**Problem details:**
Look through the lines below and extract any with the word "JSON".

**Records contained in a dataset:**
▬▬▬

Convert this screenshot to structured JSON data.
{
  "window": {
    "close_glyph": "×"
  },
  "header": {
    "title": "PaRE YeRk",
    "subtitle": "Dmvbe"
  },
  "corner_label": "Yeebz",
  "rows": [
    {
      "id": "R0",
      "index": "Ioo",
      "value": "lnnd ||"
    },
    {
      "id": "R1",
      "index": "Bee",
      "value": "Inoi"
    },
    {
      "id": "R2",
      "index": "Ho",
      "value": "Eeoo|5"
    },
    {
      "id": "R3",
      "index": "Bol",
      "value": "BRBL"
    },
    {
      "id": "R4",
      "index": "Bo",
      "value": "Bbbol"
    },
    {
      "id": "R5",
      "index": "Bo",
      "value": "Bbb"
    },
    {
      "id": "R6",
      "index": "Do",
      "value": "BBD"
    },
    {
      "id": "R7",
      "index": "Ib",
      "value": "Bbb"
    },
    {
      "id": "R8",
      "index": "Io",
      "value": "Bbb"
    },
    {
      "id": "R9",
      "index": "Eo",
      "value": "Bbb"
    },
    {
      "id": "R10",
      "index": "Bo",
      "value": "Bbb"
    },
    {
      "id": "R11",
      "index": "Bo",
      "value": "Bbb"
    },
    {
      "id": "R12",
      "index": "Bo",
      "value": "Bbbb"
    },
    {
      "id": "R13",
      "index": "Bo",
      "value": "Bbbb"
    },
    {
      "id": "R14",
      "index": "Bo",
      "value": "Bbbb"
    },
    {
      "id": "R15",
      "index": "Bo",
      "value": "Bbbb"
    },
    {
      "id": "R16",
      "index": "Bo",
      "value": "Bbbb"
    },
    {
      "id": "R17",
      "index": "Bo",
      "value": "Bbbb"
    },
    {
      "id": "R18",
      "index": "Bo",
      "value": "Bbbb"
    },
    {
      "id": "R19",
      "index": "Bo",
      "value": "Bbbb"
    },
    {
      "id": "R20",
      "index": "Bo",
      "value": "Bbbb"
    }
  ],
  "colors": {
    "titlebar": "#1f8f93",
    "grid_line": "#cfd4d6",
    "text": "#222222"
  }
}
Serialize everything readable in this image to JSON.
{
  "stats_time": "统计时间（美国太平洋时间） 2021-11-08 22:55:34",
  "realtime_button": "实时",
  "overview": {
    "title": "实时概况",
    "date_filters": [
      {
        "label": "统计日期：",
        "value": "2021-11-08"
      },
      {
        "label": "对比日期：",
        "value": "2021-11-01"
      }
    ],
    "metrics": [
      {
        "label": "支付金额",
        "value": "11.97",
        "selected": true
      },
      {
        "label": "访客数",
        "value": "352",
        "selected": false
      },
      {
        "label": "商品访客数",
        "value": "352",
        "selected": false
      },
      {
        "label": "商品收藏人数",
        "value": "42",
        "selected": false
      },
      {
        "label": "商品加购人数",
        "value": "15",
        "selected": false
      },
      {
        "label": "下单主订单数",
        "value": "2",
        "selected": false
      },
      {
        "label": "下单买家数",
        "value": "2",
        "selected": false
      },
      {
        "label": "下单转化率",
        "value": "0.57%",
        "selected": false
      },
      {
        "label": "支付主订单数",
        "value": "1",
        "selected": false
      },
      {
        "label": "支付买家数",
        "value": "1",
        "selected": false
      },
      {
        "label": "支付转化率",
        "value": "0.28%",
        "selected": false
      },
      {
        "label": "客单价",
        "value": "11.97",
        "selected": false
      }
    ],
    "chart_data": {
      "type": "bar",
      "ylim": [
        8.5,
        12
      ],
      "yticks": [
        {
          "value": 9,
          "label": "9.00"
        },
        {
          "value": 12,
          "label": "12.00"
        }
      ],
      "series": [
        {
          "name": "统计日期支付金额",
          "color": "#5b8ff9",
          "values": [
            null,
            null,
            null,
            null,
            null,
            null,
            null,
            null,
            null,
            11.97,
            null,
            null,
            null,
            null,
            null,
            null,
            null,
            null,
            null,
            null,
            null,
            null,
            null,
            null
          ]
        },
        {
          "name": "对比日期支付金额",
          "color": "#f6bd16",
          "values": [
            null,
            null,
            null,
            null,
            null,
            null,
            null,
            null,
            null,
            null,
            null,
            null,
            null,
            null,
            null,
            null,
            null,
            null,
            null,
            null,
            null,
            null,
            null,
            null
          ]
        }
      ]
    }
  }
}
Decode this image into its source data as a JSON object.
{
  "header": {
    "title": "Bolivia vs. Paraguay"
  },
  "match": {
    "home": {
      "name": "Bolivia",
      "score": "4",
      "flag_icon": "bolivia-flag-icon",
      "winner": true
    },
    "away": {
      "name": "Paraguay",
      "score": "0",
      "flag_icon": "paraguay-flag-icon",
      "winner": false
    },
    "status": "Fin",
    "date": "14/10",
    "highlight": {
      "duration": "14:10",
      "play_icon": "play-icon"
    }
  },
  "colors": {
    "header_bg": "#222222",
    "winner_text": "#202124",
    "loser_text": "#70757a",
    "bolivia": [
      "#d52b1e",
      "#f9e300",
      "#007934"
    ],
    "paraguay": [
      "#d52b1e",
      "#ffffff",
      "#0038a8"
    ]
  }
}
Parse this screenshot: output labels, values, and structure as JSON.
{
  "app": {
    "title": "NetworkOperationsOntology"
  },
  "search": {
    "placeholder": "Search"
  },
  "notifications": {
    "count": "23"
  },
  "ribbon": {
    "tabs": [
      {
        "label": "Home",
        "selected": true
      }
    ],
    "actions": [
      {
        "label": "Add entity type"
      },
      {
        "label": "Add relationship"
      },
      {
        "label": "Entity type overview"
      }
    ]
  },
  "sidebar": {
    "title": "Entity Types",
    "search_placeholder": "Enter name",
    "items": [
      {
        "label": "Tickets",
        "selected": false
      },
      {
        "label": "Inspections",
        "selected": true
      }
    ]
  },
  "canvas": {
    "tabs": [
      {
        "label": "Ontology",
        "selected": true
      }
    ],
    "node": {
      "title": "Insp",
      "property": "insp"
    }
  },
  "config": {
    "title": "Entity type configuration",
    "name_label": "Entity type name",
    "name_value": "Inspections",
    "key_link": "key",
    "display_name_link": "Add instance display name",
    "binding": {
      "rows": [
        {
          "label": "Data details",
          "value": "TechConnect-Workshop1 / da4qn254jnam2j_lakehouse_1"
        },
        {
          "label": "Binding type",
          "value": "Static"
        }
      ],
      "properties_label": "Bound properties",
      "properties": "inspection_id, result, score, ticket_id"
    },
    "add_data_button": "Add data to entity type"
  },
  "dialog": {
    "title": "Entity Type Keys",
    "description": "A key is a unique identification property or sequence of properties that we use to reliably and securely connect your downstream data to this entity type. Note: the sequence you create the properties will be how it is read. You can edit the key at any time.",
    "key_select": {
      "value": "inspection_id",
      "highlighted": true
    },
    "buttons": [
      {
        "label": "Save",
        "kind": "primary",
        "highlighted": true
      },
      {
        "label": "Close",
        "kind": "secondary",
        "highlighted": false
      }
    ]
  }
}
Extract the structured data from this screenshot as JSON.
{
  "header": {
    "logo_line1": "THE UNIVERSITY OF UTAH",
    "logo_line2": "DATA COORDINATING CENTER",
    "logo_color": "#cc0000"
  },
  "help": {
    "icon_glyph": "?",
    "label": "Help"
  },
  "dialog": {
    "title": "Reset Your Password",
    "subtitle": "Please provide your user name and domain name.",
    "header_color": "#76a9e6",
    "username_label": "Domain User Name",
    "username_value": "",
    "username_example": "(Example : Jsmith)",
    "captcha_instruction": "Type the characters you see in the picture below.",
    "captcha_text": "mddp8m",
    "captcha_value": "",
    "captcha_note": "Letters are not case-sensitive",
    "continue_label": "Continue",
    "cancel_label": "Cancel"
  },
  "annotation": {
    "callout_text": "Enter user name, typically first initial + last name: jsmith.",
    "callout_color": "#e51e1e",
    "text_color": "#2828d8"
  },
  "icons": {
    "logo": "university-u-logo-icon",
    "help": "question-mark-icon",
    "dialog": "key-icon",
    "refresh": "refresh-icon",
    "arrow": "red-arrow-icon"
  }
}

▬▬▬

**Your response:**
Convert this screenshot to structured JSON data.
Serialize everything readable in this image to JSON.
Decode this image into its source data as a JSON object.
Parse this screenshot: output labels, values, and structure as JSON.
Extract the structured data from this screenshot as JSON.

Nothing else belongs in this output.